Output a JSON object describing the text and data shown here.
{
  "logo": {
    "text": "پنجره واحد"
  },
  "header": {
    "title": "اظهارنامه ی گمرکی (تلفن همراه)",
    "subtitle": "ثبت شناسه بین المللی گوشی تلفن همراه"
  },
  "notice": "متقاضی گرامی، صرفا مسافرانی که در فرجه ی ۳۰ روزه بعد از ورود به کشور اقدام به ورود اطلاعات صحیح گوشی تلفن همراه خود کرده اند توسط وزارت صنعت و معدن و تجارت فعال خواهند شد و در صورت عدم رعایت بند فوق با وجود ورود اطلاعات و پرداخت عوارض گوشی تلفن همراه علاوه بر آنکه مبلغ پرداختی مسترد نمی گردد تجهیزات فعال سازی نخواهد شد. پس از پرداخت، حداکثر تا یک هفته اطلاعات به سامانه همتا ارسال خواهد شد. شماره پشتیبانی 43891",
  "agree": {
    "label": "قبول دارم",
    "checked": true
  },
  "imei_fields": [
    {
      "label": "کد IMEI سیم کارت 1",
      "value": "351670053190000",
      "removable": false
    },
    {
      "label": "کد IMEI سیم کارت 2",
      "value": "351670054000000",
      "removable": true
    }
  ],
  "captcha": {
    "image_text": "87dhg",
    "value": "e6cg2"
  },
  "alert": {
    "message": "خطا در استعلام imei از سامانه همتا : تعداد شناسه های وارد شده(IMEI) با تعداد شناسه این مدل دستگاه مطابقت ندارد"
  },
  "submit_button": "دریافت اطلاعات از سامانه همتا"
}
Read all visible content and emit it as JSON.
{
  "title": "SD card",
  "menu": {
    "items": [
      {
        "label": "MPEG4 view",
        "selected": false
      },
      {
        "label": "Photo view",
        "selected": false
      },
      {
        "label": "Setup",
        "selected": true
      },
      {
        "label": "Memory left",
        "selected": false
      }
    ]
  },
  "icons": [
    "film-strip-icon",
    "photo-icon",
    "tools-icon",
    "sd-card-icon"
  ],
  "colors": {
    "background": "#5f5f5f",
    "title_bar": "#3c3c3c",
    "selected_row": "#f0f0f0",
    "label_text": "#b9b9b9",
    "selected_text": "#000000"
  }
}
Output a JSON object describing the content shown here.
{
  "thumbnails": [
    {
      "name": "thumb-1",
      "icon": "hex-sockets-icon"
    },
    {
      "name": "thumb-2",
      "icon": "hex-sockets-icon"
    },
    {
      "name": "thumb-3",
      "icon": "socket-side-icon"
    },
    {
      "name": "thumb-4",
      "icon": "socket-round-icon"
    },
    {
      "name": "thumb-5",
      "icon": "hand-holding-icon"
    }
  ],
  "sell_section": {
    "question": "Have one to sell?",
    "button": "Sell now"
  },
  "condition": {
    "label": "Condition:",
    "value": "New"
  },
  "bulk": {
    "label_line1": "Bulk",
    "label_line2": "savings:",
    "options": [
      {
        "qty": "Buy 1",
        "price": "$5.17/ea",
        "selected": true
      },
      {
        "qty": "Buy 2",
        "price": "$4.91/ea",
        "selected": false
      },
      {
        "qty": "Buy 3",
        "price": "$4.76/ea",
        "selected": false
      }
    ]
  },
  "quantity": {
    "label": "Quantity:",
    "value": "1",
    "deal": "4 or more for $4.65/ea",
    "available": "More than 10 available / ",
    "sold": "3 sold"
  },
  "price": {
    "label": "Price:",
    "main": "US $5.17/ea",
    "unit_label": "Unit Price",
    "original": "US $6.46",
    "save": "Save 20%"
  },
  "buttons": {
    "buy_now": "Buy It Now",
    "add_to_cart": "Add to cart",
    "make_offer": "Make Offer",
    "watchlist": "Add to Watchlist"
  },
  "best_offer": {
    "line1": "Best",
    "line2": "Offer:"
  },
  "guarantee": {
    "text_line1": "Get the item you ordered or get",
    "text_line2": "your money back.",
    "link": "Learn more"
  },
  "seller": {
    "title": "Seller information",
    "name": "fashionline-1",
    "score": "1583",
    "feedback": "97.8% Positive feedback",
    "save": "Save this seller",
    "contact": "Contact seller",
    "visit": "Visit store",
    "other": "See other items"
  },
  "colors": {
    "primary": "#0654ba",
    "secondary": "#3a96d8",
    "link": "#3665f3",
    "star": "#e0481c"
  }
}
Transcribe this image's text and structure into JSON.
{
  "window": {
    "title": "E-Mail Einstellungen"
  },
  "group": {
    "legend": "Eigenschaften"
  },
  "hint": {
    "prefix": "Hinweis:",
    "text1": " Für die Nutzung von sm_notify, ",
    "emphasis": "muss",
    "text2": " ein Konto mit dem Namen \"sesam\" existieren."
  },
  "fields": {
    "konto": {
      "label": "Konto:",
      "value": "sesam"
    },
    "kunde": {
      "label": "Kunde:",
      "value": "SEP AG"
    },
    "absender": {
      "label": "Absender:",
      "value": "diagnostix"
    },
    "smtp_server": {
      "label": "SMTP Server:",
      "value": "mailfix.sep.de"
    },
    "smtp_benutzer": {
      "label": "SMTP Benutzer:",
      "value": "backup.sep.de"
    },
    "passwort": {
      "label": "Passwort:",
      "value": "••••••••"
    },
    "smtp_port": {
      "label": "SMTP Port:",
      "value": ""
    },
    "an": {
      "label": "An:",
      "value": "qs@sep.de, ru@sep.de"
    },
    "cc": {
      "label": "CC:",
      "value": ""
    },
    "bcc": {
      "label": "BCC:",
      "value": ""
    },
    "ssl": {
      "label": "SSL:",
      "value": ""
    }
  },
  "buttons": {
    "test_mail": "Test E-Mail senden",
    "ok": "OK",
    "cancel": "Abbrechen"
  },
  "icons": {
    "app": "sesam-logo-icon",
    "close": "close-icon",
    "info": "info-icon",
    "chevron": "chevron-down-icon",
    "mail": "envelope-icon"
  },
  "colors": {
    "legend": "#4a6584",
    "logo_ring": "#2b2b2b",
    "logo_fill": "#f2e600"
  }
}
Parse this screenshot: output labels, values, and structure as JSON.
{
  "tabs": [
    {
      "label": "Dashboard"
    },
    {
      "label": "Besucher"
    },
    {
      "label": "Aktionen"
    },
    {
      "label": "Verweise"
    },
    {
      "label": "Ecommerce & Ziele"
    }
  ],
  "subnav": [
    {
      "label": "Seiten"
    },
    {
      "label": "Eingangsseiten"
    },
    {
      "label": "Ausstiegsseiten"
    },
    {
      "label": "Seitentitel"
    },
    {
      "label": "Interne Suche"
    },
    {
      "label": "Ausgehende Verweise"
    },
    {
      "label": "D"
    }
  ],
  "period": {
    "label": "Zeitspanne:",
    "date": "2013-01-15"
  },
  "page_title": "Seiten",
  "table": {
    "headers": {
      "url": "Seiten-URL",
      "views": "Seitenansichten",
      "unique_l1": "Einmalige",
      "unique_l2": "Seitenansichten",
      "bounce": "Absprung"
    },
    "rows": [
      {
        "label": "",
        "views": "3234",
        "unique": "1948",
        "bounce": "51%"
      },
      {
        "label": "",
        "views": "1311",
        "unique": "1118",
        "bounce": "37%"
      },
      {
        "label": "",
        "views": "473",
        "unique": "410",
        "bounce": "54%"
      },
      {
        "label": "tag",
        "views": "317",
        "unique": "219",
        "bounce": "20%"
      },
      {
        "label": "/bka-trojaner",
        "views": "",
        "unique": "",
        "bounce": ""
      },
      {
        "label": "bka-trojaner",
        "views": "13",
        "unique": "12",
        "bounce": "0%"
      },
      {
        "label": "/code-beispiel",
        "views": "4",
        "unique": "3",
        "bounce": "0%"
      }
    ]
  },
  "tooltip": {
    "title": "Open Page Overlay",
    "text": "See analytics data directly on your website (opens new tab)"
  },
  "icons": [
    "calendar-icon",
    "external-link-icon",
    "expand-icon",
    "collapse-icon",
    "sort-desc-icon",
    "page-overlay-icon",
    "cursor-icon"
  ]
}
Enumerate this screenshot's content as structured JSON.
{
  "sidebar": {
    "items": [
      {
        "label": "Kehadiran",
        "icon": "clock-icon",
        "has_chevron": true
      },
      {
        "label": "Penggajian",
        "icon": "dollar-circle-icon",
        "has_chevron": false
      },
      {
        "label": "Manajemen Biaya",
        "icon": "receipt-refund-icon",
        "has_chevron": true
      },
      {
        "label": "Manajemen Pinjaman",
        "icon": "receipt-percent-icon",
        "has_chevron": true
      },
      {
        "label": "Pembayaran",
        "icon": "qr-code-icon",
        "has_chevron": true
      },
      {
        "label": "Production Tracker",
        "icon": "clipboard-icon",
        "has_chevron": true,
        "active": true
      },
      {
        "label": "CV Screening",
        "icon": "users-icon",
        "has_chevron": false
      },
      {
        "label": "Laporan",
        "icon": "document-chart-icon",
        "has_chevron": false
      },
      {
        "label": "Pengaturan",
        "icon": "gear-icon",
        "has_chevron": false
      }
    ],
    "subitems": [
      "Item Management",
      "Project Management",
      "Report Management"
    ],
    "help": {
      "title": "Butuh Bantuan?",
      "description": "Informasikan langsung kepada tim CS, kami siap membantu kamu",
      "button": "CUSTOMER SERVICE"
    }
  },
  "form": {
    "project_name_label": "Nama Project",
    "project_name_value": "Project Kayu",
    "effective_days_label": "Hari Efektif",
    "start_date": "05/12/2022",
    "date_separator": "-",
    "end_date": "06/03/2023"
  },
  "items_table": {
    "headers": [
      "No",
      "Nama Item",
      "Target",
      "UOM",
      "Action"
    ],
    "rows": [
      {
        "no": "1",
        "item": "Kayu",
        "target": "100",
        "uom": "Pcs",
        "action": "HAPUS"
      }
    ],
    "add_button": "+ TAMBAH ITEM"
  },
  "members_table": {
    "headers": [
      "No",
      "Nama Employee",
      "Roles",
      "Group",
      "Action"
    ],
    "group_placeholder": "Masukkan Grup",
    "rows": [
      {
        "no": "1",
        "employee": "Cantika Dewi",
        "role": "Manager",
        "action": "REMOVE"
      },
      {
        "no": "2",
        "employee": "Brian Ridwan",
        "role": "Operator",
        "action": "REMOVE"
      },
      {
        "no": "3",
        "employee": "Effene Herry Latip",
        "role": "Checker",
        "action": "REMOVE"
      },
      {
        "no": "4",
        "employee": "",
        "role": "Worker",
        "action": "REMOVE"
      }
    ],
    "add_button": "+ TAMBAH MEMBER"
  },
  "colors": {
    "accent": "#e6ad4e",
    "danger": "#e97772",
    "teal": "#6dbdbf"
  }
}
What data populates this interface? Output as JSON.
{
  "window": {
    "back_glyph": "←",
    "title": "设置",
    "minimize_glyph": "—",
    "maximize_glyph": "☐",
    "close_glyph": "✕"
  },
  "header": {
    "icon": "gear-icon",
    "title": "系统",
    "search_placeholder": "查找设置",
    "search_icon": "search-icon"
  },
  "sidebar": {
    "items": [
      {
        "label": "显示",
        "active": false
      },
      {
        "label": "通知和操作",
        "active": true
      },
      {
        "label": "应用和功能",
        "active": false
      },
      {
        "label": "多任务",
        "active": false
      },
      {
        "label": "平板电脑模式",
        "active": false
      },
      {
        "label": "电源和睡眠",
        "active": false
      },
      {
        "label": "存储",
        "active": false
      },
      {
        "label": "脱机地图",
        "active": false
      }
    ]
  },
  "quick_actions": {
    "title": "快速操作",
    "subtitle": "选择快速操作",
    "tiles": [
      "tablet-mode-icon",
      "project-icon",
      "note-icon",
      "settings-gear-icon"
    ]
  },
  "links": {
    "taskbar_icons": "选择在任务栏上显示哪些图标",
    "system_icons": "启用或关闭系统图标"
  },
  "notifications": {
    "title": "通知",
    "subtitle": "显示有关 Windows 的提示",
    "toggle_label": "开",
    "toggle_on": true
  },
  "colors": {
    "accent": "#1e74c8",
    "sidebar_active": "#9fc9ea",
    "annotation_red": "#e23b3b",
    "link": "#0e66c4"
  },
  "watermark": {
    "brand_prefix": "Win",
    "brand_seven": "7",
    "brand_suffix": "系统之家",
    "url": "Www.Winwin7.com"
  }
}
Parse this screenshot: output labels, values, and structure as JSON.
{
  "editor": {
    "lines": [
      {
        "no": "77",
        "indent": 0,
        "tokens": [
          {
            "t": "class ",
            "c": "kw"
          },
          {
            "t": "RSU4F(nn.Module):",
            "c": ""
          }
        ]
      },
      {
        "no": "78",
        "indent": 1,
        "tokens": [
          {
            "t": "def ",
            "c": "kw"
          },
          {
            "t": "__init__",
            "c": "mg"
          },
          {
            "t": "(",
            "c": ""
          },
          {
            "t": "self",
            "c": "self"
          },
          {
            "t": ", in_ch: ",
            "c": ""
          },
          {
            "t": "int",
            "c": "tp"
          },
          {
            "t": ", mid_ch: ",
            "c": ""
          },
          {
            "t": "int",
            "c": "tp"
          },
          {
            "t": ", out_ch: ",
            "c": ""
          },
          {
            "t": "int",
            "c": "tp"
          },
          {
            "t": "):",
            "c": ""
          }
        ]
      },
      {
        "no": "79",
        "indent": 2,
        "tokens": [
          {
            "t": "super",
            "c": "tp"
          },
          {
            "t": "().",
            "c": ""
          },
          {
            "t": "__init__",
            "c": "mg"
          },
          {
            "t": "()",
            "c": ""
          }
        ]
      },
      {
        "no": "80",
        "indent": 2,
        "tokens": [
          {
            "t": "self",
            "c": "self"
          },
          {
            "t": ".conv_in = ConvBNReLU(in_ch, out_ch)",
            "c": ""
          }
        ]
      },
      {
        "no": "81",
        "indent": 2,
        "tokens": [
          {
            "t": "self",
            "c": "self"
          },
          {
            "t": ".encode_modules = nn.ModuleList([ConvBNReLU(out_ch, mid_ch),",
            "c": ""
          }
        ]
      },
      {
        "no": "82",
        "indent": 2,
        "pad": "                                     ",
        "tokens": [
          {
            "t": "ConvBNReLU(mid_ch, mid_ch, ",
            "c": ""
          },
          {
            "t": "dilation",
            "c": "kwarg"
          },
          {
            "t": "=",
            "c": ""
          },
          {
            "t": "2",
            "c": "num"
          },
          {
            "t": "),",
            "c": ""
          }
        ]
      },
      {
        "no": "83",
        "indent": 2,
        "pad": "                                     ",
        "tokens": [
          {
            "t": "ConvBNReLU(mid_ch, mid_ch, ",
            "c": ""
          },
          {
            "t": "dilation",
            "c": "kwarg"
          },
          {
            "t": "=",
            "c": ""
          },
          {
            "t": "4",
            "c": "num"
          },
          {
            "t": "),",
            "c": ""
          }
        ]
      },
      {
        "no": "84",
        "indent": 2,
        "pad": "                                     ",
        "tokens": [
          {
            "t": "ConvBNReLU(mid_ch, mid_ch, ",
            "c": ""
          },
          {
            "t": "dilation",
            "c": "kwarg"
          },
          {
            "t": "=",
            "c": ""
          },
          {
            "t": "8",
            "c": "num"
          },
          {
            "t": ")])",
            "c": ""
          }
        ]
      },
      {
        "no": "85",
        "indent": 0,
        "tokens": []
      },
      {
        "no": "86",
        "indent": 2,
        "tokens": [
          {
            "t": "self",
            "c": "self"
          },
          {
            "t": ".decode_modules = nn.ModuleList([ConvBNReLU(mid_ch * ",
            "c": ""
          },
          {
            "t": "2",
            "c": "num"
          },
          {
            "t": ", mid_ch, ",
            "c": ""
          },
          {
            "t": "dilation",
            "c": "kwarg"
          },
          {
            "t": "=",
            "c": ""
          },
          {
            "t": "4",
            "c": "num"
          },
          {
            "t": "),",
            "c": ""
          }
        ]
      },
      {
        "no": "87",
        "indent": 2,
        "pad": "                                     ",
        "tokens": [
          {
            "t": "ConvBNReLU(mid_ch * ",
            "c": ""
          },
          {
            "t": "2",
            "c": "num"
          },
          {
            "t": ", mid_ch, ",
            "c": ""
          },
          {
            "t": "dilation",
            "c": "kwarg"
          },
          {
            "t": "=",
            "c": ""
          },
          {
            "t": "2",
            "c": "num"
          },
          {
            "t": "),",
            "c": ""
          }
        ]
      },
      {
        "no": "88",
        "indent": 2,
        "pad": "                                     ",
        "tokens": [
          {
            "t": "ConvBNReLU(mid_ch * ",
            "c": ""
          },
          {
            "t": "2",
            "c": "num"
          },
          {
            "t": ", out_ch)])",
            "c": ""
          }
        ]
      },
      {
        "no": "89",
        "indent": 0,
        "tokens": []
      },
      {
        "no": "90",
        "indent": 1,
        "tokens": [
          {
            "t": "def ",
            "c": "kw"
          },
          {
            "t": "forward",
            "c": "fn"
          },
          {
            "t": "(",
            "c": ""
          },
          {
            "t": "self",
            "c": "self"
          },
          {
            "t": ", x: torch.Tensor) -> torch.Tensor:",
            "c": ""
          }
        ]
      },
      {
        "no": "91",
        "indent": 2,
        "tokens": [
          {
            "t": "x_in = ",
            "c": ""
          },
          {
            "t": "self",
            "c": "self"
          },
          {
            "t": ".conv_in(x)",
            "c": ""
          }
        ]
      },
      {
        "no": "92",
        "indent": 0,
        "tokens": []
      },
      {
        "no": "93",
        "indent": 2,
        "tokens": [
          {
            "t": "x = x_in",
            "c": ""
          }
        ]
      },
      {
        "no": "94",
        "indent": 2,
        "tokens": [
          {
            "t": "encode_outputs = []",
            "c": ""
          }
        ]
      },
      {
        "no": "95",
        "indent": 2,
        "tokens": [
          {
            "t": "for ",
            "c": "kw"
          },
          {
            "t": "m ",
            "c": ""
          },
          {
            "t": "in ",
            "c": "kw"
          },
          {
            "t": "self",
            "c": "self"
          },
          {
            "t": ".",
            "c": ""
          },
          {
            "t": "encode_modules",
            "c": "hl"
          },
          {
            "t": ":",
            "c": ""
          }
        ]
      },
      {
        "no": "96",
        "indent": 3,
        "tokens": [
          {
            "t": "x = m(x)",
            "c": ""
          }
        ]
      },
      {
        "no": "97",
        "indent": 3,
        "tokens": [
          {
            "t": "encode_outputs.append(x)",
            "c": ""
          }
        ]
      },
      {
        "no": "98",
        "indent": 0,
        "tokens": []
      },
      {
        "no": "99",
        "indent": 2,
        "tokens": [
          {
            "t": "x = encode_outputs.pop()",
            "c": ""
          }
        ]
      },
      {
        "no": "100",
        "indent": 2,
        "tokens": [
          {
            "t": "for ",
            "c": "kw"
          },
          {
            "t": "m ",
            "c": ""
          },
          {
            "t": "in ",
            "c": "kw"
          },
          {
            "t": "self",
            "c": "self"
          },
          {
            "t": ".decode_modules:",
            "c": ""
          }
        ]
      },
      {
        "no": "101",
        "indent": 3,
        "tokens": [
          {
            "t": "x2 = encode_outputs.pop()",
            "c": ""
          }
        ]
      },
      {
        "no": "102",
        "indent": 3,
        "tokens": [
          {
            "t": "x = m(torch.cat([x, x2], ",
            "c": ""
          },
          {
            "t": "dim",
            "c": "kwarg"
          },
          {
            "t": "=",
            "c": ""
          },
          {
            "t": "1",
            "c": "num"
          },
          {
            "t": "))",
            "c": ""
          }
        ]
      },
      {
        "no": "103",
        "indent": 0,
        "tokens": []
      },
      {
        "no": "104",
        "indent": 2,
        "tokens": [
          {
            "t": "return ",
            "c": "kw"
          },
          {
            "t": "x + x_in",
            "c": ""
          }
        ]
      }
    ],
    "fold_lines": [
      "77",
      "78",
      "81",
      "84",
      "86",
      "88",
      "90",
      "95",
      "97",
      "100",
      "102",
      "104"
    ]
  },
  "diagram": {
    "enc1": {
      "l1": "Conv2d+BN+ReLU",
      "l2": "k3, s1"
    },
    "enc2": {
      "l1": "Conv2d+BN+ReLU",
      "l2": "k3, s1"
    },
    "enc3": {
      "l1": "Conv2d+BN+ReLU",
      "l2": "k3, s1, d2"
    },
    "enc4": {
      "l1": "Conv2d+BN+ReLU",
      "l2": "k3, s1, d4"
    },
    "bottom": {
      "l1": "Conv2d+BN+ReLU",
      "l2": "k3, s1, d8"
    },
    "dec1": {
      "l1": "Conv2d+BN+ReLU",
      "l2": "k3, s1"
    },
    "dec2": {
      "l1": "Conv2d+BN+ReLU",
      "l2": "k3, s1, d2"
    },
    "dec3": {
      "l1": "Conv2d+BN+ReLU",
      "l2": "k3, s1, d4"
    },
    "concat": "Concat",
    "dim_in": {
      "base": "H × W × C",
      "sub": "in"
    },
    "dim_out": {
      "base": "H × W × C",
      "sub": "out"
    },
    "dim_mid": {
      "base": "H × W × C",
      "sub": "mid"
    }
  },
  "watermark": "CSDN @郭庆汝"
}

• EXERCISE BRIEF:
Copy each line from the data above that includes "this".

• RESULT:
    "save": "Save this seller",
Transcribe this image's text and structure into JSON.
Parse this screenshot: output labels, values, and structure as JSON.
Enumerate this screenshot's content as structured JSON.
What data populates this interface? Output as JSON.
Parse this screenshot: output labels, values, and structure as JSON.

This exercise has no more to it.